Opinion is the positing, no matter how qualified, of a subjective consciousness restricted in its truth content. The form of such an opinion may actually be innocuous. If someone says that in his opinion the new faculty building is seven stories high, then that can mean that he heard it from someone else but does not know exactly. Yet the sense is completely different when someone says that at all events in his opinion the Jews are an inferior race of vermin, as in Sartre’s instructive example of Uncle Armand, who feels special because he detests the English. Here the “in my opinion” does not qualify the hypothetical judgment, but underscores it. By proclaiming his opinion—unsound, unsubstantiated by experience, conclusive without any deliberation—to be his own, though he may appear to qualify it, simply by relating the opinion to himself as subject he in fact lends it an authority: that of a profession of faith. What comes across is that he stands behind his statement with heart and soul; he supposedly has the courage to say what is unpopular but in truth all too popular.

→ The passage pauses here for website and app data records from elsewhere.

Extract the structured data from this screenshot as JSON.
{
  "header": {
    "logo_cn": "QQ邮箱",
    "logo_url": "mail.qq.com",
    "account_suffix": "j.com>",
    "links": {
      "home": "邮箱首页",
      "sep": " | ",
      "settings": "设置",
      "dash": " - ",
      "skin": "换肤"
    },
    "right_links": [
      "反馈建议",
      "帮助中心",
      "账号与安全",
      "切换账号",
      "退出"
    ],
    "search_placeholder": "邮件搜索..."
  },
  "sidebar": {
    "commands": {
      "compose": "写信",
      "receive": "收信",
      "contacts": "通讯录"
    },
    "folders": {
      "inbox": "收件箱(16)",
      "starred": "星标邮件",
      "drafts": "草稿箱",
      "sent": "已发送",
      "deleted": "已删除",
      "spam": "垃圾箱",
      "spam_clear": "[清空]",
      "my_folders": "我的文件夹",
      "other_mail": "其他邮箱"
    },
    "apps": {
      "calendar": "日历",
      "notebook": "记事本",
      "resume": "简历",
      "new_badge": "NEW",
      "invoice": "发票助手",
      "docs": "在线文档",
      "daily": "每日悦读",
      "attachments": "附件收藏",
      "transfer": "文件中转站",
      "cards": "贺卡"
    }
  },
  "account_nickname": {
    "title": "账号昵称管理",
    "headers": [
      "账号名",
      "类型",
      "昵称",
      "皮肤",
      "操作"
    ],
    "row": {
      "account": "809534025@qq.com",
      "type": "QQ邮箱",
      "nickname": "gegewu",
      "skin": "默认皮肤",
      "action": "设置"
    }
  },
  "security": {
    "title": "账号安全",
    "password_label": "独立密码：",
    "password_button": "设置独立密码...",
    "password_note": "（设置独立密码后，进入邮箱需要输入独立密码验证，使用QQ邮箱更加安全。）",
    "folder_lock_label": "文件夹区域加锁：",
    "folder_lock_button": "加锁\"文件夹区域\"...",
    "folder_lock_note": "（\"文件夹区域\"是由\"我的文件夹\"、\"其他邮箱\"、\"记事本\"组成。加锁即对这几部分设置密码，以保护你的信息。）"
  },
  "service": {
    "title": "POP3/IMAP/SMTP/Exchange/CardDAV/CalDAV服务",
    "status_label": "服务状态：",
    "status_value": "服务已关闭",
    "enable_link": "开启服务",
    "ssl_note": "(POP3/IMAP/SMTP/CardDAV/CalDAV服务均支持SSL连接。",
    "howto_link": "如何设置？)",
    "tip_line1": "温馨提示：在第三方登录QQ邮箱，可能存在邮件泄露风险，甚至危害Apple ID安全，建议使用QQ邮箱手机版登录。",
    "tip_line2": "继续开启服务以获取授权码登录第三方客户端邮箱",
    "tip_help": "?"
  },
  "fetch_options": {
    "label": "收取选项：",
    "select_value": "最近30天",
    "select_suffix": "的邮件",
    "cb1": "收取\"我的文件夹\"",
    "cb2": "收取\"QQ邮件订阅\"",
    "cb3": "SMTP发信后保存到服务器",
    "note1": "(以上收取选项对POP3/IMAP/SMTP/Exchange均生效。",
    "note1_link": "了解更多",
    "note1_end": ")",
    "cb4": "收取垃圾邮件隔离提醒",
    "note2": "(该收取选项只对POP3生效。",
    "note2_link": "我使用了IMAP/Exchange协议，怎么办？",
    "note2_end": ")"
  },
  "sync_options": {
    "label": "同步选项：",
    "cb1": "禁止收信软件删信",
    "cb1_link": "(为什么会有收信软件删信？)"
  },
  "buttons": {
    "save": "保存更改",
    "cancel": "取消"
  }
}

Conversely, when confronted with a convincing and well- grounded judgment that nevertheless is discomfiting and cannot be refuted, there is an all too prevalent tendency to disqualify it by declaring it to be mere opinion. A lecture on the hundredth anniversary of Schopenhauer’s death a presented evidence that the difference between Schopenhauer and Hegel is not so absolute as Schopenhauer’s own invectives would indicate and that both thinkers unwittingly converge in the emphatic concept of the negativity of existence. A newspaper reporter, who may have known nothing about Hegel other than that Schopenhauer reviled him, qualified his account of the lecturer’s thesis with the addendum “in his view,” thus giving himself an air of superiority over thoughts he in fact could hardly follow, let alone evaluate. The opinion was the reporter’s, not the lecturer’s: the latter had recognized something. Yet, whereas he suspected the lecturer of mere opinion, the reporter himself had for his own benefit already obeyed a mechanism that foists opinion—namely, his own unauthoritative one—on his readers as a criterion of truth and thereby virtually abolishes the latter. Continue reading “Theodor W. Adorno: Opinion Delusion Society (1961)”